Data to process START
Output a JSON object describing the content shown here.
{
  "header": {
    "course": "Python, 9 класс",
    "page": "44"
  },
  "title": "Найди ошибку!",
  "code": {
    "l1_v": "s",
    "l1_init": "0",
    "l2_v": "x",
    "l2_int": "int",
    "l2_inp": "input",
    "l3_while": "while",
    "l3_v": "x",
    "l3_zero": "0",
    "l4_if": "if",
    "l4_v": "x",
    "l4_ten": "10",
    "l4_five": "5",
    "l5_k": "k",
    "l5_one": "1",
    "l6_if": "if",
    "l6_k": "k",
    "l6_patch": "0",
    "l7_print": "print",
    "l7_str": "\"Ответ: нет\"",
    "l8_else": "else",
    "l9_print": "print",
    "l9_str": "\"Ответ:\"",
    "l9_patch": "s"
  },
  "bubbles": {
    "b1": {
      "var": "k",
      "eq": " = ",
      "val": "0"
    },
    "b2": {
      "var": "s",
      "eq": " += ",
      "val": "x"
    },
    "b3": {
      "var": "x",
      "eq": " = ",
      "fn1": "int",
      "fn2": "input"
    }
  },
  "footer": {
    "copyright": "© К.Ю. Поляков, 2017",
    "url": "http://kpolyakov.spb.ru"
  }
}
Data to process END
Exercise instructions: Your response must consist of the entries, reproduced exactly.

Your response:
Output a JSON object describing the content shown here.
{
  "header": {
    "course": "Python, 9 класс",
    "page": "44"
  },
  "title": "Найди ошибку!",
  "code": {
    "l1_v": "s",
    "l1_init": "0",
    "l2_v": "x",
    "l2_int": "int",
    "l2_inp": "input",
    "l3_while": "while",
    "l3_v": "x",
    "l3_zero": "0",
    "l4_if": "if",
    "l4_v": "x",
    "l4_ten": "10",
    "l4_five": "5",
    "l5_k": "k",
    "l5_one": "1",
    "l6_if": "if",
    "l6_k": "k",
    "l6_patch": "0",
    "l7_print": "print",
    "l7_str": "\"Ответ: нет\"",
    "l8_else": "else",
    "l9_print": "print",
    "l9_str": "\"Ответ:\"",
    "l9_patch": "s"
  },
  "bubbles": {
    "b1": {
      "var": "k",
      "eq": " = ",
      "val": "0"
    },
    "b2": {
      "var": "s",
      "eq": " += ",
      "val": "x"
    },
    "b3": {
      "var": "x",
      "eq": " = ",
      "fn1": "int",
      "fn2": "input"
    }
  },
  "footer": {
    "copyright": "© К.Ю. Поляков, 2017",
    "url": "http://kpolyakov.spb.ru"
  }
}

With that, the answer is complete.